In the records below, find each line containing the word "Refresh" and copy it.
[[ Records to use open ]]
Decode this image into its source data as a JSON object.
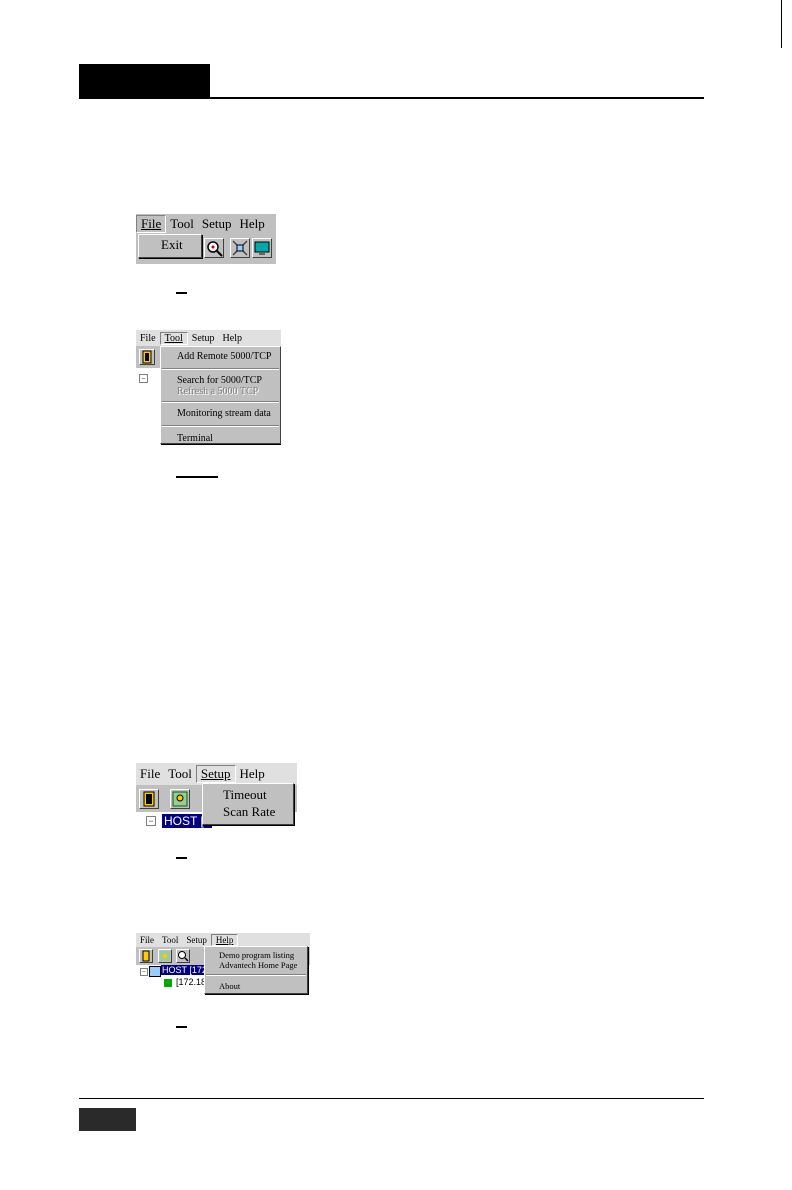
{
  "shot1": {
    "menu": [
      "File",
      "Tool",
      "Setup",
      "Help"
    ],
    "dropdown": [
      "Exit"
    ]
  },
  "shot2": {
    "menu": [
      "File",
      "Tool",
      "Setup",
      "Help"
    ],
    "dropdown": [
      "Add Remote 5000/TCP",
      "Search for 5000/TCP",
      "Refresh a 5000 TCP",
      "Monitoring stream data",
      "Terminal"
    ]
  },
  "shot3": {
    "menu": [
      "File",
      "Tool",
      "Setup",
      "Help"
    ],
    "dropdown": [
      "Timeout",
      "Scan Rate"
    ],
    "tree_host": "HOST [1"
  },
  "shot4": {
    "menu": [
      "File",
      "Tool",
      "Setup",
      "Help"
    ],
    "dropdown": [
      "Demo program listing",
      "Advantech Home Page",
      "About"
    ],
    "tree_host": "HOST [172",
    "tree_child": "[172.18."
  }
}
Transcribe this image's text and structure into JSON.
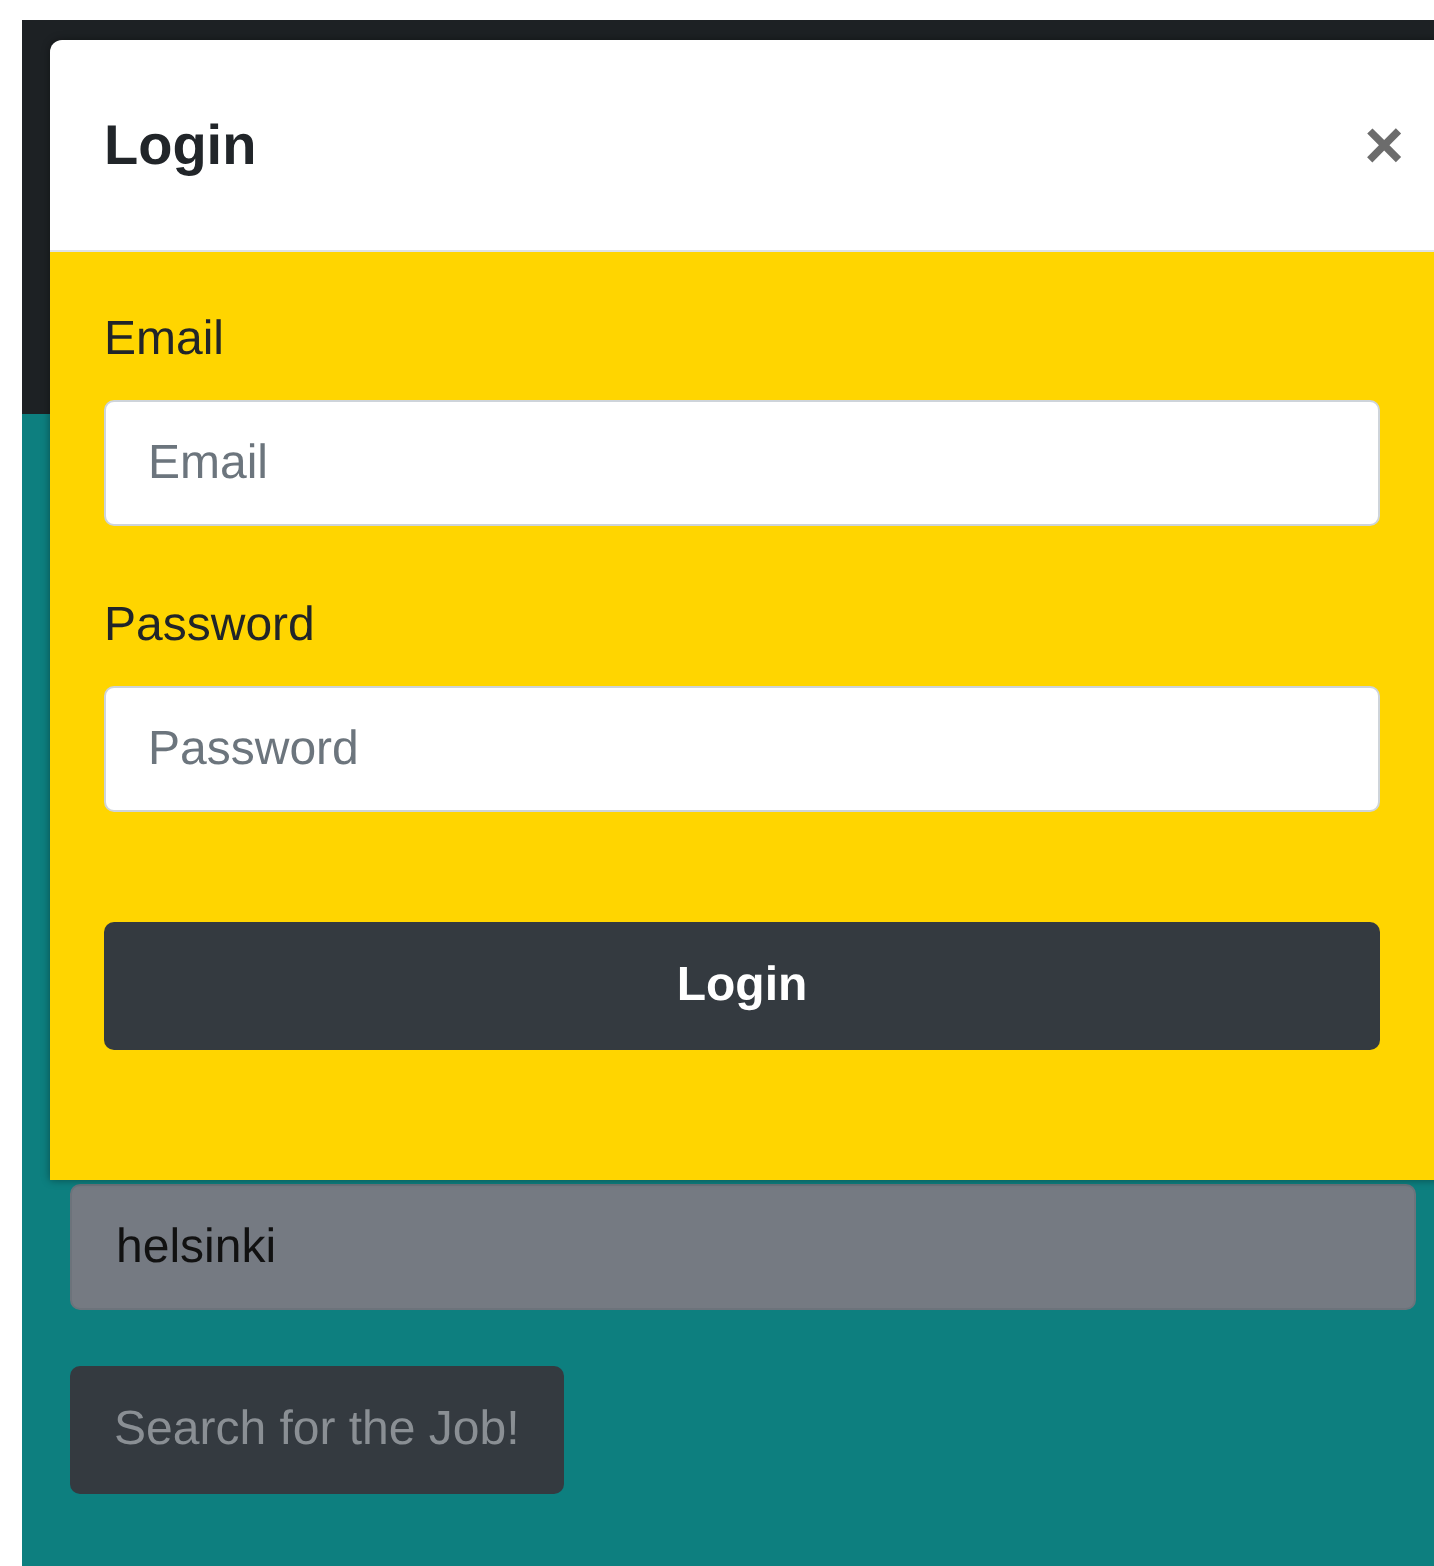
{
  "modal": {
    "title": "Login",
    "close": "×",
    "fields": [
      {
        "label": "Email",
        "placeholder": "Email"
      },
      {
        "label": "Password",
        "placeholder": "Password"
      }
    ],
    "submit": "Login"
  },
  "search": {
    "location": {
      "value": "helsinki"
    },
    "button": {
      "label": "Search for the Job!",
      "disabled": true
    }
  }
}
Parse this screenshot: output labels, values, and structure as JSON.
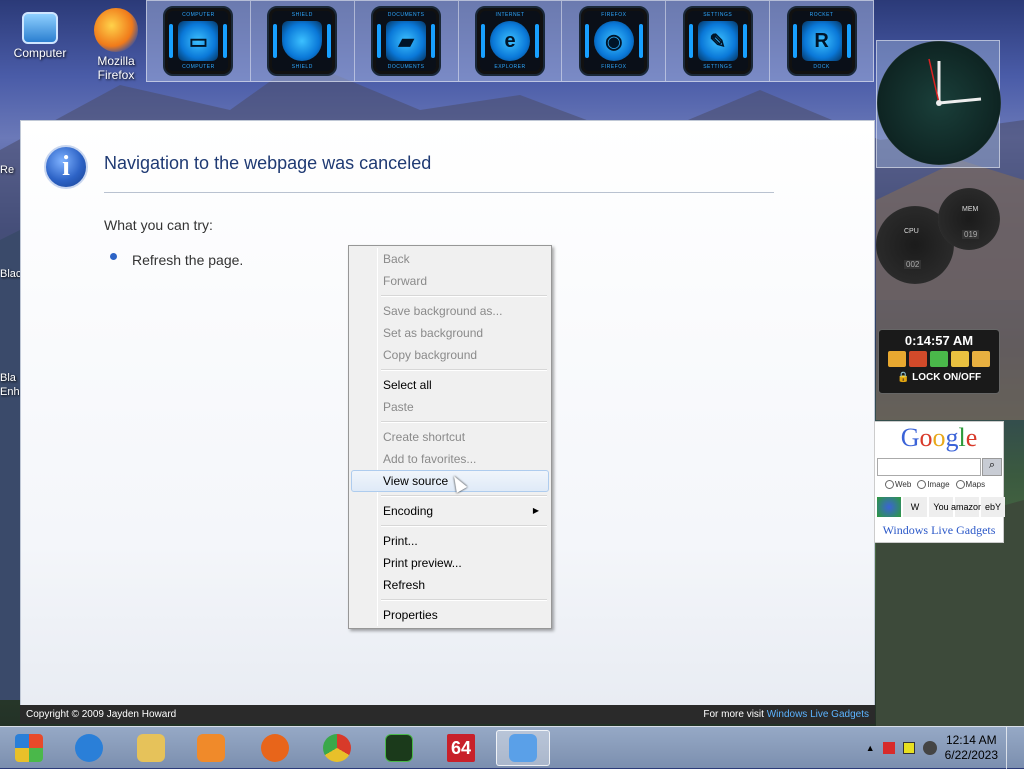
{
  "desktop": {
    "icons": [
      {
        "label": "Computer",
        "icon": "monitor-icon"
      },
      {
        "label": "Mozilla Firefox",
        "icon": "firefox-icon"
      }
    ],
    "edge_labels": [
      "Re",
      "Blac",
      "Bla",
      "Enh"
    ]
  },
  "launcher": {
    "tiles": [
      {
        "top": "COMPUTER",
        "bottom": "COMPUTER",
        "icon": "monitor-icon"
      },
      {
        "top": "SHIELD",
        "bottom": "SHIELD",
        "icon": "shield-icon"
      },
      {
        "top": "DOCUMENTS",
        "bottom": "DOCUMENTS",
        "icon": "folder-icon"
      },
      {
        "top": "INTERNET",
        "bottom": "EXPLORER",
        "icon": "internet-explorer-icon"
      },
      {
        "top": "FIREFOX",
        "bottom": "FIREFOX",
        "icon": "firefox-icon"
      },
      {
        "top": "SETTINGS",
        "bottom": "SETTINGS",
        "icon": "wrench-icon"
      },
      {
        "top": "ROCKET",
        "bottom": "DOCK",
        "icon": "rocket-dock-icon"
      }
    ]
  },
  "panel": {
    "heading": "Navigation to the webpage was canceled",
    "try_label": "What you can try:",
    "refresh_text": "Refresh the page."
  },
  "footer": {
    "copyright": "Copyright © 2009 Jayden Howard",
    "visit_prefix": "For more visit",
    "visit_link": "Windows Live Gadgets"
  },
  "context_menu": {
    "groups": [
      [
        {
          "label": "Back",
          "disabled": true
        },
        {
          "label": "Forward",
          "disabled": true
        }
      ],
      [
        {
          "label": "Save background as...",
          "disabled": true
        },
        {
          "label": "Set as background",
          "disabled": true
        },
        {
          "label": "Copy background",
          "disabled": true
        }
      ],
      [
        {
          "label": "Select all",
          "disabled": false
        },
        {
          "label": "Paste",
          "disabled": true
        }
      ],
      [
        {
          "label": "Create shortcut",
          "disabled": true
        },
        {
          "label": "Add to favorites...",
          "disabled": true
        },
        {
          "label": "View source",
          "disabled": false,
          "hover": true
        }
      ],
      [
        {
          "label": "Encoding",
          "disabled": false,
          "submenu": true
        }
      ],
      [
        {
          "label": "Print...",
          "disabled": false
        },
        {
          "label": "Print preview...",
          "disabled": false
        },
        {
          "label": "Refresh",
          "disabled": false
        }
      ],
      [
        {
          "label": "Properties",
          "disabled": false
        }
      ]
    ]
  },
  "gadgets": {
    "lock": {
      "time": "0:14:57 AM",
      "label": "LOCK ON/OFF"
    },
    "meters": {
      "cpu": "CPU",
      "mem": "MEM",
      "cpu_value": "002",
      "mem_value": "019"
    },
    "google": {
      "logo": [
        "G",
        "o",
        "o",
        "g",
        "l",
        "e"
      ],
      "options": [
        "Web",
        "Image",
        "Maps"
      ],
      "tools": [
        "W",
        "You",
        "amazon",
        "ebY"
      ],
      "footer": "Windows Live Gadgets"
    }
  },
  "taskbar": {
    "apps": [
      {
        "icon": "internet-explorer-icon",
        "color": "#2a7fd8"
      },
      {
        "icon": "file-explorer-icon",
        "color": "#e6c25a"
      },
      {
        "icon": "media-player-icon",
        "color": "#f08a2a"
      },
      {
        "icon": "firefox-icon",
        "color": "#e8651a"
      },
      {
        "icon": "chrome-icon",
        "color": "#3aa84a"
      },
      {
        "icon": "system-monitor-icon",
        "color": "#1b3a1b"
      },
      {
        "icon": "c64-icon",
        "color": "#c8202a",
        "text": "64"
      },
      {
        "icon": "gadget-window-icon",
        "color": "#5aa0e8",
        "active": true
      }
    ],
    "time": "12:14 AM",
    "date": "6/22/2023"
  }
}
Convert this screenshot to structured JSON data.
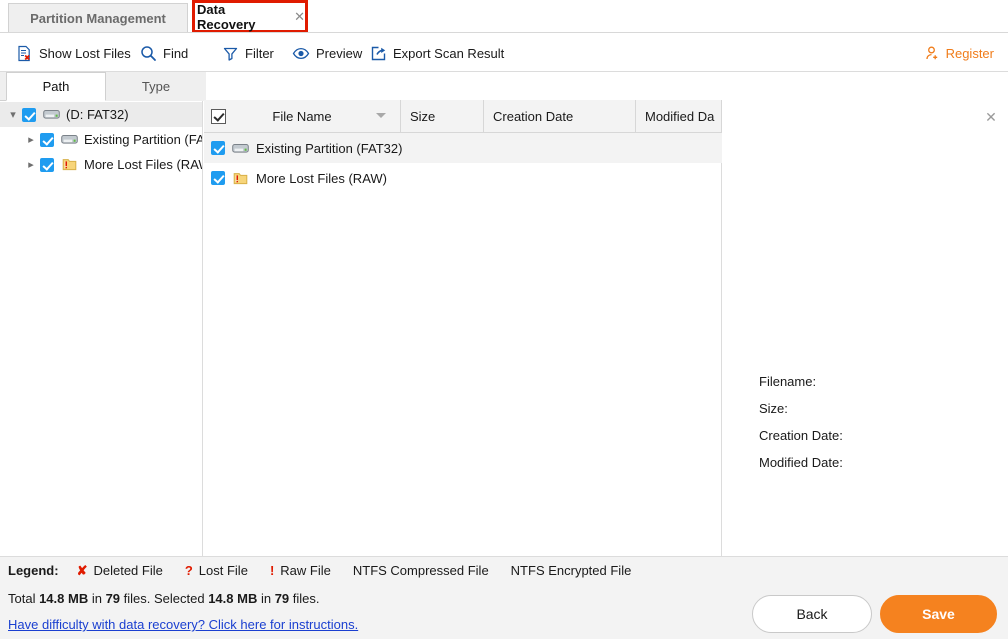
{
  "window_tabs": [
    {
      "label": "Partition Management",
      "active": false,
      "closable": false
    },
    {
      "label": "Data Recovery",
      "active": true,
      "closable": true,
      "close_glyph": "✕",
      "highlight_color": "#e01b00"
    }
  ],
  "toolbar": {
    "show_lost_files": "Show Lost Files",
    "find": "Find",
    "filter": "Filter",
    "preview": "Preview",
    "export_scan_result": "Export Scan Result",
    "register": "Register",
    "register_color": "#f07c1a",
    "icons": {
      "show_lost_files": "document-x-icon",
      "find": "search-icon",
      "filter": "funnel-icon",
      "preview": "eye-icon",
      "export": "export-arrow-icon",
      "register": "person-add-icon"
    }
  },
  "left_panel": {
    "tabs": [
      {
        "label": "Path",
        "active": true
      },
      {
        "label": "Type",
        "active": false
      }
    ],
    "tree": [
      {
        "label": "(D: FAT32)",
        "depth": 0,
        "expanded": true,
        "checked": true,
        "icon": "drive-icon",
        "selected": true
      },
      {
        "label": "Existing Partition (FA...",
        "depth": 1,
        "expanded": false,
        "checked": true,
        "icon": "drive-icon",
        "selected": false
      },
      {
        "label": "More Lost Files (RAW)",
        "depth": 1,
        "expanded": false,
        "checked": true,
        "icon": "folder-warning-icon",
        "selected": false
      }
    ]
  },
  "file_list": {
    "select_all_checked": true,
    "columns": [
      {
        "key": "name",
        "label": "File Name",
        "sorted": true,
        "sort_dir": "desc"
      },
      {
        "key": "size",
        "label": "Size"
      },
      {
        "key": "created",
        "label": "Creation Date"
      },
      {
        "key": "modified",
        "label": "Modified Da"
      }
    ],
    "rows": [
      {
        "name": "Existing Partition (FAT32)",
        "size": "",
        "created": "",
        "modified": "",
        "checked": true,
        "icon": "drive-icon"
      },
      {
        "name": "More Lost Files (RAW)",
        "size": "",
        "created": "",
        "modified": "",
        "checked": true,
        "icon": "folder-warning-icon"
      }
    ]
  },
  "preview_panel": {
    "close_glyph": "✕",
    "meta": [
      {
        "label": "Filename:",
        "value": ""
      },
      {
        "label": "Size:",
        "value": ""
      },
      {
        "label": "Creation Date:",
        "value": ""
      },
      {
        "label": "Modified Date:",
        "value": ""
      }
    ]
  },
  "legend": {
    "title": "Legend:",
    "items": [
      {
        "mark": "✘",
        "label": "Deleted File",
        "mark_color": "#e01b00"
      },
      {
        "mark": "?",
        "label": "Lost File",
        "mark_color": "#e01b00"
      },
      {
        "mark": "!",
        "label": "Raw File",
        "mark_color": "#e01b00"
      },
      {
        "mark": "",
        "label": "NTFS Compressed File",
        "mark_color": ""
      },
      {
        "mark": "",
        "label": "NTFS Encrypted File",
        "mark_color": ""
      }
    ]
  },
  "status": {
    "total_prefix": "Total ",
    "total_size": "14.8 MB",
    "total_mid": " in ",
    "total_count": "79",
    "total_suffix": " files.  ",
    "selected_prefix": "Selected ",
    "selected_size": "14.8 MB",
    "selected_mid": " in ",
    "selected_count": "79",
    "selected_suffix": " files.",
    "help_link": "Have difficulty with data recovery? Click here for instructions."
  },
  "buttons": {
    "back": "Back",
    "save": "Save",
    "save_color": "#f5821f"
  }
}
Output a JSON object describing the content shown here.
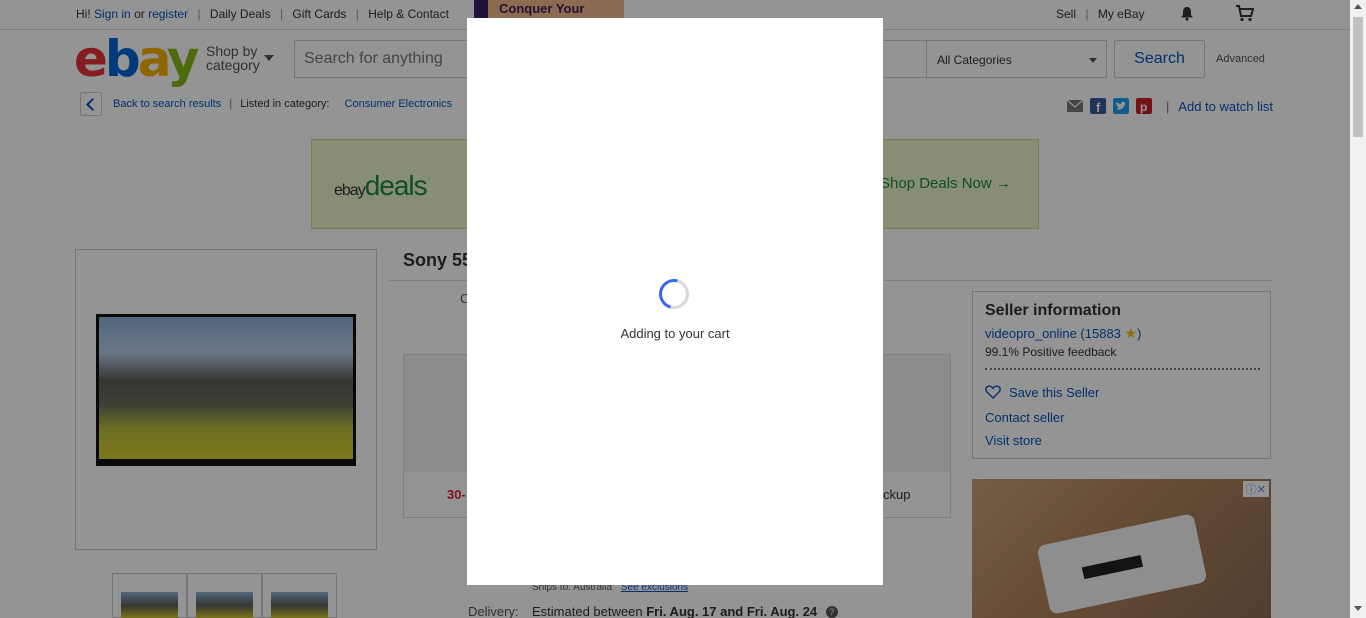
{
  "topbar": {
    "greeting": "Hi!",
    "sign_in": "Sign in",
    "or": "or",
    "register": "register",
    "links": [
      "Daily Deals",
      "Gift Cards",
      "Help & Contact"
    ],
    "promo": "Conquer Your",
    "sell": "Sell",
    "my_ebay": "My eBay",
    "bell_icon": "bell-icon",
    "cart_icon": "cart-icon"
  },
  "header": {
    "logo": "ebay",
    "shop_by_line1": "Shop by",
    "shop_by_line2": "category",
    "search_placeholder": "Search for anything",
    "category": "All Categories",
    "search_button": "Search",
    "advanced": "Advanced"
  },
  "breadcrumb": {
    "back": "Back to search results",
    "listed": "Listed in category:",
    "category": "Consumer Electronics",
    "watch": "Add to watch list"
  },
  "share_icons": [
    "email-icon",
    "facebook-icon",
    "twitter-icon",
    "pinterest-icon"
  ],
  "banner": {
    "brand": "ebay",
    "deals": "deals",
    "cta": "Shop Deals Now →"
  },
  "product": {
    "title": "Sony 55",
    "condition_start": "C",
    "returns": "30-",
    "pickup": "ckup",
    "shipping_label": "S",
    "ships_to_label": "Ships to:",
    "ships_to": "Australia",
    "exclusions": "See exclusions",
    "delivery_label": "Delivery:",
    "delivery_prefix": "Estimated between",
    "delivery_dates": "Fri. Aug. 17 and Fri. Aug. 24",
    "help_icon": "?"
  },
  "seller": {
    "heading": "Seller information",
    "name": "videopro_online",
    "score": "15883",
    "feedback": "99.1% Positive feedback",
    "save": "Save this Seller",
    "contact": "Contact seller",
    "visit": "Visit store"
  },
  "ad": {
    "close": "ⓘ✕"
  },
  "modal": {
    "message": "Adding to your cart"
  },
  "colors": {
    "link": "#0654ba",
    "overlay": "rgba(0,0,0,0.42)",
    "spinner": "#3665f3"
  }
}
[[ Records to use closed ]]
Answer section:
      "Refresh a 5000 TCP",
    "refresh_text": "Refresh the page."
          "label": "Refresh",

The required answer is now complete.